A verbatim copy of each record is required.
*** Data under study ***
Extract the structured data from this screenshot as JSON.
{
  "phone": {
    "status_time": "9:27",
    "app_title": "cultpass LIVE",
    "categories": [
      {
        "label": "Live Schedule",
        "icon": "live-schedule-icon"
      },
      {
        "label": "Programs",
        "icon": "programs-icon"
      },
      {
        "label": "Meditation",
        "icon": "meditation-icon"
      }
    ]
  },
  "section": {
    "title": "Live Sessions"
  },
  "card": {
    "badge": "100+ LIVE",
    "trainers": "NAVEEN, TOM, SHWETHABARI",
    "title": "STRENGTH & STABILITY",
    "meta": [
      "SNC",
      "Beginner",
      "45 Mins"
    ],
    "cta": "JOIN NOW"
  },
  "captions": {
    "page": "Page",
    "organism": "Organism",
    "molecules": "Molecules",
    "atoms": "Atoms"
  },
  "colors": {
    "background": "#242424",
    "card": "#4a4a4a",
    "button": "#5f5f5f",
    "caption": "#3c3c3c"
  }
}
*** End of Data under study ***
> Task answer
Extract the structured data from this screenshot as JSON.
{
  "phone": {
    "status_time": "9:27",
    "app_title": "cultpass LIVE",
    "categories": [
      {
        "label": "Live Schedule",
        "icon": "live-schedule-icon"
      },
      {
        "label": "Programs",
        "icon": "programs-icon"
      },
      {
        "label": "Meditation",
        "icon": "meditation-icon"
      }
    ]
  },
  "section": {
    "title": "Live Sessions"
  },
  "card": {
    "badge": "100+ LIVE",
    "trainers": "NAVEEN, TOM, SHWETHABARI",
    "title": "STRENGTH & STABILITY",
    "meta": [
      "SNC",
      "Beginner",
      "45 Mins"
    ],
    "cta": "JOIN NOW"
  },
  "captions": {
    "page": "Page",
    "organism": "Organism",
    "molecules": "Molecules",
    "atoms": "Atoms"
  },
  "colors": {
    "background": "#242424",
    "card": "#4a4a4a",
    "button": "#5f5f5f",
    "caption": "#3c3c3c"
  }
}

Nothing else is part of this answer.